Preaching: What is your greatest joy in preaching, and what is the greatest challenge?
Jeffress: My greatest joy is those hours on Sunday when I get to preach God’s Word and see it speak to people. You know, I think every pastor has had the same experience, when someone comes and says, “How did you know? How did you know?” Because they are sure your message was specially crafted for them, and that’s the power of the Holy Spirit to apply it. That is my greatest joy.
My greatest challenge is the one every pastor faces—the terror of the blank page on Monday morning. When you preach through a book, you don’t lack for material. You know where you’re going, but still trying to fit that study time in with the press of other activities is a challenge every pastor has.
Preaching: The terror of Monday morning—more carpets are worn out pacing in the pastors office on Mondays! How far out do you want to know where you’re going with a sermon?
Jeffress: If I’m doing a topical series and it’s going to be published, I already have the outline for 10 to 12 weeks. If I’m doing a book study, say for Romans, I am not one of these who can plan out messages weeks and months in advance. I can only do one week at a time. I cannot be fresh and prepared two or three weeks from now. I’ll have a general outline, but many times for me it’s week to week.
Preaching: Do you have a favorite series you’ve done or a favorite book you enjoyed preaching through?
Jeffress: I really enjoyed preaching through Colossians. That was one of my favorites, when I happened to be getting ready to air that series on "Pathway to Victory." My study in Romans right now—I didn’t anticipate the impact it would have on my congregations—and I have enjoyed preaching Revelation. I don’t believe Bible prophecy needs to be a mystery. I think it’s significant that Revelation is the only book of the Bible with a special blessing for those who read and understand it, and our people have been blessed by a verse-by-verse study of that, as well.
Preaching: Where are you going after Romans?
Jeffress: I am going this fall into my series about the exclusivity of the gospel, and that will take me through December. I am praying about where to go in January.
Preaching: If God showed up on your doorstep tomorrow and said, “You have one more sermon to preach, and then I’m taking you home,” what would you preach?
Jeffress: I don’t think I’ve ever been asked that question! I can’t tell you the text, but I can tell you the subject. It would be the sovereignty of God—not from an ivory tower perspective but from the way I’ve seen that truth worked out in my own life. God is really in control, and that has given me great comfort though the years to look back and see how God has orchestrated every event in my life, every circumstance, and how He’s used the good and bad for His glory. That’s assurance; I’d want to give that to other believers, that comfort that God is in control.
Preaching: If you could go back and talk to yourself as a young pastor, when you were starting out, what do you know now that you wish you had known then?
Jeffress: Be yourself. Don’t try to be like anybody else.
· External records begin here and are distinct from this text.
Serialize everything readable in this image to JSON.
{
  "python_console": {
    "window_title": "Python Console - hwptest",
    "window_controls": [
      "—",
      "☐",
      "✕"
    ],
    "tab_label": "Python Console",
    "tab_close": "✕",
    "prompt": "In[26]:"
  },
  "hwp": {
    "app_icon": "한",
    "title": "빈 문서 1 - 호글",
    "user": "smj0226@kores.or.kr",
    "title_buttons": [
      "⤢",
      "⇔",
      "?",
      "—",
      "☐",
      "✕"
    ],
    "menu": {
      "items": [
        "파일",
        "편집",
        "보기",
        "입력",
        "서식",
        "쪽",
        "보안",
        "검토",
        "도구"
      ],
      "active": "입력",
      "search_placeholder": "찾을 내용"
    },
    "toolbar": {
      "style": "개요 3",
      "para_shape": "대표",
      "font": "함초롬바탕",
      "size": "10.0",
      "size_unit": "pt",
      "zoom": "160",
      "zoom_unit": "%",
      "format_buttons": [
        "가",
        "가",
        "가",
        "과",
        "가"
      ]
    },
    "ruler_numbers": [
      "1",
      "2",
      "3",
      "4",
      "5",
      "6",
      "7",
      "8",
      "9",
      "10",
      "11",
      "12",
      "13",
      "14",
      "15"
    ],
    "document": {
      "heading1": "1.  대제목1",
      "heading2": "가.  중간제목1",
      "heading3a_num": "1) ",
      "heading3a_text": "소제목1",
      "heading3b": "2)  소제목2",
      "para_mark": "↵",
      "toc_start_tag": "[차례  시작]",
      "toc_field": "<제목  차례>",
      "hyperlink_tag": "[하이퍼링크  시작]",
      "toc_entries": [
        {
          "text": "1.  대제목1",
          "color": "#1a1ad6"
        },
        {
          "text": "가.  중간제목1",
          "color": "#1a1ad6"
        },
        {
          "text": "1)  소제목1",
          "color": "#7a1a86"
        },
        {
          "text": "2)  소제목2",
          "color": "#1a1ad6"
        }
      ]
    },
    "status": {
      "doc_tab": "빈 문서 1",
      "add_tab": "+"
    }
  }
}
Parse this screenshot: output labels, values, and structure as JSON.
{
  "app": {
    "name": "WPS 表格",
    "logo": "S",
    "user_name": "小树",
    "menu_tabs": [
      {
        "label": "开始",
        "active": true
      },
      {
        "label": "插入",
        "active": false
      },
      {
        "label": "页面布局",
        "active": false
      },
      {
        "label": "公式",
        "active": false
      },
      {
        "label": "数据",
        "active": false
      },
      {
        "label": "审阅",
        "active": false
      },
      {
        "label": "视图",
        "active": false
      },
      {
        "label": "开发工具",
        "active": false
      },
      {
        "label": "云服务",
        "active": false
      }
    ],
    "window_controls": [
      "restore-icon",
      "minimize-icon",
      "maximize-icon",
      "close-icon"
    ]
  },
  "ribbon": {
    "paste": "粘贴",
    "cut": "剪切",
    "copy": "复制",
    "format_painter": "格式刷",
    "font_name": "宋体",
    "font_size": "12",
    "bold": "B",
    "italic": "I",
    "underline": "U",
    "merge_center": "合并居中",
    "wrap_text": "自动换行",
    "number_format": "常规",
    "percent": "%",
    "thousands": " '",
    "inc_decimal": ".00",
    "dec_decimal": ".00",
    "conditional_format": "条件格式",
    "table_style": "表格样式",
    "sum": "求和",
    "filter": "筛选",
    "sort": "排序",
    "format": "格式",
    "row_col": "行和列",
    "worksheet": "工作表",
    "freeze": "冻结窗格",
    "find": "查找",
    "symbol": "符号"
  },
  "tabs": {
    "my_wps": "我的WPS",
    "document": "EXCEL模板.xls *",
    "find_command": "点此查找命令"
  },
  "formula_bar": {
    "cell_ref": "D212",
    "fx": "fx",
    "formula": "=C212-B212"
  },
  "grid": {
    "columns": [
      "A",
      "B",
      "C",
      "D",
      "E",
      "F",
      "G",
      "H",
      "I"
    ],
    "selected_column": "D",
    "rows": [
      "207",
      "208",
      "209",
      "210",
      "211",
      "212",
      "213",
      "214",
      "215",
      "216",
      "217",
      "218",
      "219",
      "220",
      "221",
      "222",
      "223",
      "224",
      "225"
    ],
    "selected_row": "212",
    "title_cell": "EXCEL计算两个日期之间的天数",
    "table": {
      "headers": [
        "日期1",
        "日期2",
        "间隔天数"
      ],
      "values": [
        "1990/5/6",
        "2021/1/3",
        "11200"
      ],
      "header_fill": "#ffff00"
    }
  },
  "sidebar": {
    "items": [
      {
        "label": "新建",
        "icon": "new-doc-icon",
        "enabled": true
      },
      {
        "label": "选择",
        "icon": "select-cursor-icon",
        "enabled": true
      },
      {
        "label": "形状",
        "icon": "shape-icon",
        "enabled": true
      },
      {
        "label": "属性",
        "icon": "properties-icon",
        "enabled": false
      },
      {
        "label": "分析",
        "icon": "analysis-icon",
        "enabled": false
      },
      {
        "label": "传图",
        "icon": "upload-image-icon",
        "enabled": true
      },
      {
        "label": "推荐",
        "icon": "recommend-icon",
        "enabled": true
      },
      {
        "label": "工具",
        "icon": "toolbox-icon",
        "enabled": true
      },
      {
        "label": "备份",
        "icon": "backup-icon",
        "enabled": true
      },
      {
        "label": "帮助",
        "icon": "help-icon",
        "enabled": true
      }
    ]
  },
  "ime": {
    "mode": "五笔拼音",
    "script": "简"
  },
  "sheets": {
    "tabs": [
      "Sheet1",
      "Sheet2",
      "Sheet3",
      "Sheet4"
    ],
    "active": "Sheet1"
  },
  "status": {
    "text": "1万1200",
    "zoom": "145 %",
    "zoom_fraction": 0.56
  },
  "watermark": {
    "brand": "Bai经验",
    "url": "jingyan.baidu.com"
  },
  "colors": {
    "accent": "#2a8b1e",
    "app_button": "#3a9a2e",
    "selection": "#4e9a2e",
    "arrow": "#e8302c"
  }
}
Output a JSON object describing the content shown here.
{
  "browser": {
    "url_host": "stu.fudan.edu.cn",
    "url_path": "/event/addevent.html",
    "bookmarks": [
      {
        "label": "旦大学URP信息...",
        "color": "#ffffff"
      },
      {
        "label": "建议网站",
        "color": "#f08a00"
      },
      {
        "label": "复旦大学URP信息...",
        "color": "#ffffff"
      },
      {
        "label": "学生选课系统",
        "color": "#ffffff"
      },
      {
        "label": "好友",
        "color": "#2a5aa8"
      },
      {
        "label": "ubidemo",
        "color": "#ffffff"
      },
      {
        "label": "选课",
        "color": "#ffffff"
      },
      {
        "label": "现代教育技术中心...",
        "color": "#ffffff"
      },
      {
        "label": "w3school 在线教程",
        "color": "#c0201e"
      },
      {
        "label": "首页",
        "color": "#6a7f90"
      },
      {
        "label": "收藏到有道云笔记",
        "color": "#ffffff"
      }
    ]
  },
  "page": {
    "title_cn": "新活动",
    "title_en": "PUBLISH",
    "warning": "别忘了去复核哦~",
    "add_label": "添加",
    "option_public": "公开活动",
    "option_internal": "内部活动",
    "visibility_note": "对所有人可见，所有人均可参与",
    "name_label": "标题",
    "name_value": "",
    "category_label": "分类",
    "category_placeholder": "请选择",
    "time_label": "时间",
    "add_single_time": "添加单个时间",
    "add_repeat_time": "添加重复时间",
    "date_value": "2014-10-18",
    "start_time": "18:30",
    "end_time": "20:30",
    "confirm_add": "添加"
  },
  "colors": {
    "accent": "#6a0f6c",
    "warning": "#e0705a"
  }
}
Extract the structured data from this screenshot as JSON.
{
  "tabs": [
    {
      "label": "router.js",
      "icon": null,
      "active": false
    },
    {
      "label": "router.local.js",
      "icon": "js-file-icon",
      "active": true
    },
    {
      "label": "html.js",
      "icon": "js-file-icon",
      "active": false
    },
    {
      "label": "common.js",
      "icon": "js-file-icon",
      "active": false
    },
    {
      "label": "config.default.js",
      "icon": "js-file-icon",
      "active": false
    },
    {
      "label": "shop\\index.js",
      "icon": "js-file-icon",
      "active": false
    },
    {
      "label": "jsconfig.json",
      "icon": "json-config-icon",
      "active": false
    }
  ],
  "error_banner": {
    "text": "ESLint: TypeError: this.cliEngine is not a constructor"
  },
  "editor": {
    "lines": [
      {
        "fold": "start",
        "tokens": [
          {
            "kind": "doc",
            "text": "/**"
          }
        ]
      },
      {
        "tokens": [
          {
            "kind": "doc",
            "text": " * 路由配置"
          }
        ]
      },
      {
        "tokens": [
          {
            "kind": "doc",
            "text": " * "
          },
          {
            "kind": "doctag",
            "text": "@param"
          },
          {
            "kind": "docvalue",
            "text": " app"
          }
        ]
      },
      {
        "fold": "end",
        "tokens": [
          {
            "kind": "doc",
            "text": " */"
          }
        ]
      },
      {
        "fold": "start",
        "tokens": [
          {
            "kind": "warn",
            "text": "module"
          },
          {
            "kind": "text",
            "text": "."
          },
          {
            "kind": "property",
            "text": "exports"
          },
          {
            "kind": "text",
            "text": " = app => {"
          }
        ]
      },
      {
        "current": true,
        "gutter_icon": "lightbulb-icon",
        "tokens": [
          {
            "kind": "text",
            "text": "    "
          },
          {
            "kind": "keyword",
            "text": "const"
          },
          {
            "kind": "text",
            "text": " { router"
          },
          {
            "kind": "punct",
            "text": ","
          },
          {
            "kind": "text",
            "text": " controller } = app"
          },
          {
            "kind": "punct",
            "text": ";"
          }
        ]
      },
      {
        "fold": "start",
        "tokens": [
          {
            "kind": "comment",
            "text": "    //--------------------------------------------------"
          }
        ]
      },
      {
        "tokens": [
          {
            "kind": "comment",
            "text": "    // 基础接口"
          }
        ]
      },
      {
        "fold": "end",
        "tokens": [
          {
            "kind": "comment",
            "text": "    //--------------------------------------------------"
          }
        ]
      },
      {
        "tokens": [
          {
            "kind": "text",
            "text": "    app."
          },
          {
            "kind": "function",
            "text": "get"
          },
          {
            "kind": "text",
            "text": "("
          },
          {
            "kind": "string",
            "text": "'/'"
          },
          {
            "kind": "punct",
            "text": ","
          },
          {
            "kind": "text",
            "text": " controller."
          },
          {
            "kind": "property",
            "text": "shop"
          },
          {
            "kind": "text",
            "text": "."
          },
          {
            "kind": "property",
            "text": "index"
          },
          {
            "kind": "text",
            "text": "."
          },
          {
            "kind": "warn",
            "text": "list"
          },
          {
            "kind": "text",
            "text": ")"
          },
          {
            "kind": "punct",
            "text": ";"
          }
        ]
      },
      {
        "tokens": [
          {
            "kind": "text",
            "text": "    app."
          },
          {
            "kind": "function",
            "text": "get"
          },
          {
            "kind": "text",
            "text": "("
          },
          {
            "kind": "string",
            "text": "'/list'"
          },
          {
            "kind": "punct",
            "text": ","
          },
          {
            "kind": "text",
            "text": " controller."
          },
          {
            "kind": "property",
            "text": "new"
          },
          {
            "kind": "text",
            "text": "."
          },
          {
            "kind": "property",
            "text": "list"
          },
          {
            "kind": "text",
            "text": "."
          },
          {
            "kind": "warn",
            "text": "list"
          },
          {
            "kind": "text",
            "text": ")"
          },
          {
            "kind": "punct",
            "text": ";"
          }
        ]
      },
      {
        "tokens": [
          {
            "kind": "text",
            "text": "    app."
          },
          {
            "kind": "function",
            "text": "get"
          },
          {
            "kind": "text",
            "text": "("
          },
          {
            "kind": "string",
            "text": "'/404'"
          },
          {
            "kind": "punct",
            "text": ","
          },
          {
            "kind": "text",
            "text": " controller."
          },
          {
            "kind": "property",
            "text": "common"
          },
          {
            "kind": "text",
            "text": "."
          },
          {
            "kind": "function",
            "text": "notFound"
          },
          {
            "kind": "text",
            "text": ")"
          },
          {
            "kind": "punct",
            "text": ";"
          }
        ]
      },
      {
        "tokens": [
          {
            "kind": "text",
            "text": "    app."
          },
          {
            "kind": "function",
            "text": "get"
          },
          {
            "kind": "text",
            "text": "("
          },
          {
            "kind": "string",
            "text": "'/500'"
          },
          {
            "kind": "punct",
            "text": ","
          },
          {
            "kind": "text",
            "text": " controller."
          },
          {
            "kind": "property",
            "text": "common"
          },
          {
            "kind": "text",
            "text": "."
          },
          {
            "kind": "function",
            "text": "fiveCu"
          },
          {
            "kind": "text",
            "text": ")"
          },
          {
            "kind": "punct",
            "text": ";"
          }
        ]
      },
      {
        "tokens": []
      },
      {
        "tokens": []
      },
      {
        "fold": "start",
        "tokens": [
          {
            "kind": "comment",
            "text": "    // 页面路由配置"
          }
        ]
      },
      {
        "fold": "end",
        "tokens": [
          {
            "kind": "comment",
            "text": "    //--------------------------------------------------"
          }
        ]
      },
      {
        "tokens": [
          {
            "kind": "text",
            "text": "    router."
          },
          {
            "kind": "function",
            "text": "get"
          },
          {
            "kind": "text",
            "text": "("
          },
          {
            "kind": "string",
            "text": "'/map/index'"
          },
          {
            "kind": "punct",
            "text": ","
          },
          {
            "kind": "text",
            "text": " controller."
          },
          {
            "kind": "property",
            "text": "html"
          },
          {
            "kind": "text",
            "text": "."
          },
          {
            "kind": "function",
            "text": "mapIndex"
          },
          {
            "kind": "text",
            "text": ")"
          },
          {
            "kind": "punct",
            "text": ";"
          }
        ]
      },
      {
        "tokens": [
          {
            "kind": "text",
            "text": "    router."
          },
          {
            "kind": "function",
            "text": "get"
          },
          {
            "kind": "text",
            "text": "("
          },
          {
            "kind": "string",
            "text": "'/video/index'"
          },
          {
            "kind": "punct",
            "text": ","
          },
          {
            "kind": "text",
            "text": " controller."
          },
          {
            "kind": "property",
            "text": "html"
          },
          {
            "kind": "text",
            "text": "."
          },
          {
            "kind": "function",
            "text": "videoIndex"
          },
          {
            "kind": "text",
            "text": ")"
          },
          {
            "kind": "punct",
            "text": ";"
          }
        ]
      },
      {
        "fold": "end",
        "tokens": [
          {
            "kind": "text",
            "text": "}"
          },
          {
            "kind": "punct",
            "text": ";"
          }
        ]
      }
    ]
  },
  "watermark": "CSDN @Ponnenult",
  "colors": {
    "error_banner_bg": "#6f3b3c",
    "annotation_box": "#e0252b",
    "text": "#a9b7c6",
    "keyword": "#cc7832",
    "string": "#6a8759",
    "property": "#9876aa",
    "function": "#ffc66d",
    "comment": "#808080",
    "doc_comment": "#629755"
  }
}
God made you the way you are for a reason. I would encourage myself to be the person God made me to be early on and not try to emulate somebody else. I don’t think I did that consciously, but I think subconsciously I was influenced by other people.